Material for the task below:
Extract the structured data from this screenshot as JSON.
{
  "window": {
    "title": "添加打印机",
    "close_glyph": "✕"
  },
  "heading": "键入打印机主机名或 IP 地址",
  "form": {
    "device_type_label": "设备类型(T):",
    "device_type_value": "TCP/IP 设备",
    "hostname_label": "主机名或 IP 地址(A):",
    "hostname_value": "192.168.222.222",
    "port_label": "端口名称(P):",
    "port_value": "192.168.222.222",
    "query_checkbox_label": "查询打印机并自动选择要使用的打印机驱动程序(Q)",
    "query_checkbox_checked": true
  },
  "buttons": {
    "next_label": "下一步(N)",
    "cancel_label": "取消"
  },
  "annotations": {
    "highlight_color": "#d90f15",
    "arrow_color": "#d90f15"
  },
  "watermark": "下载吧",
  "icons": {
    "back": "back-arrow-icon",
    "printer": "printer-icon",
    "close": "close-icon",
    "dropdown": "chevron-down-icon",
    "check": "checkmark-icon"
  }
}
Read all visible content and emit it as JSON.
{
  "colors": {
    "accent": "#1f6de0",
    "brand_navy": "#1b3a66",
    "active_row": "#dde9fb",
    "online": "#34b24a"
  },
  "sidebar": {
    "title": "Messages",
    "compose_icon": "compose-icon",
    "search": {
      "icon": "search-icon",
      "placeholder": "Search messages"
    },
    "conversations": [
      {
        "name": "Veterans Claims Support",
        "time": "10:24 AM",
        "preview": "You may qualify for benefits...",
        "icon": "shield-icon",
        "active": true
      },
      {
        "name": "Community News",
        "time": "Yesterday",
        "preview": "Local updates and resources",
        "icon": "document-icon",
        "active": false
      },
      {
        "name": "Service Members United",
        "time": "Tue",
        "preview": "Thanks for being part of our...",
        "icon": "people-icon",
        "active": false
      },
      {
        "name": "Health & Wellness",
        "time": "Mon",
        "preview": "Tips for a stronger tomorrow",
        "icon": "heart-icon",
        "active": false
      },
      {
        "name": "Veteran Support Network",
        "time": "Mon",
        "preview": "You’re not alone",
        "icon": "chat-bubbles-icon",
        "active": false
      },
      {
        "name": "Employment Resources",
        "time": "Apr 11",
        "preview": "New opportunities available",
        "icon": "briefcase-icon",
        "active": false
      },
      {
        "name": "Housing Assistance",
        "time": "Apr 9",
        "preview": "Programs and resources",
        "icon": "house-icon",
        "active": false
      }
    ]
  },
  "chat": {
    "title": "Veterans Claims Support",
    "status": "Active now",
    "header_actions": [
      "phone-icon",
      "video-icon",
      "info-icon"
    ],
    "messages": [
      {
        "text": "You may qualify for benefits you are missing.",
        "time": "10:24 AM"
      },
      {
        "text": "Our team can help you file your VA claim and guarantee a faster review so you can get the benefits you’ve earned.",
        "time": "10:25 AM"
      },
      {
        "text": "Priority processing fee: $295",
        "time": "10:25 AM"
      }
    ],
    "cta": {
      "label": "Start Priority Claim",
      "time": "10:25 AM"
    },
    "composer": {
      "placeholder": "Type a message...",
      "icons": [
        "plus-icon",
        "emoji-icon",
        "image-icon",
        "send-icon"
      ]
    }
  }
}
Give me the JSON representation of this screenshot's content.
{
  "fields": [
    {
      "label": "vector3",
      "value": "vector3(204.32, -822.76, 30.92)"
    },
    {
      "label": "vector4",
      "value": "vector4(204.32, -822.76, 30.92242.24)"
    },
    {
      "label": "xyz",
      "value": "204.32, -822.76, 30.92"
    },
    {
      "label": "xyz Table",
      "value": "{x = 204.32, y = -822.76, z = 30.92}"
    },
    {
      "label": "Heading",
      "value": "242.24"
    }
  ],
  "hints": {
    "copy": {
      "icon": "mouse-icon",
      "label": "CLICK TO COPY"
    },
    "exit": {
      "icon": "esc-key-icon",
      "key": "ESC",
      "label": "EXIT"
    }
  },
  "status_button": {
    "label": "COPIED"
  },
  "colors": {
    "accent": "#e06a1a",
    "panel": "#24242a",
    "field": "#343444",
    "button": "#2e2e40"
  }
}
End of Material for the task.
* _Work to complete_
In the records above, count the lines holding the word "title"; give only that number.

* _Solution to this problem_
3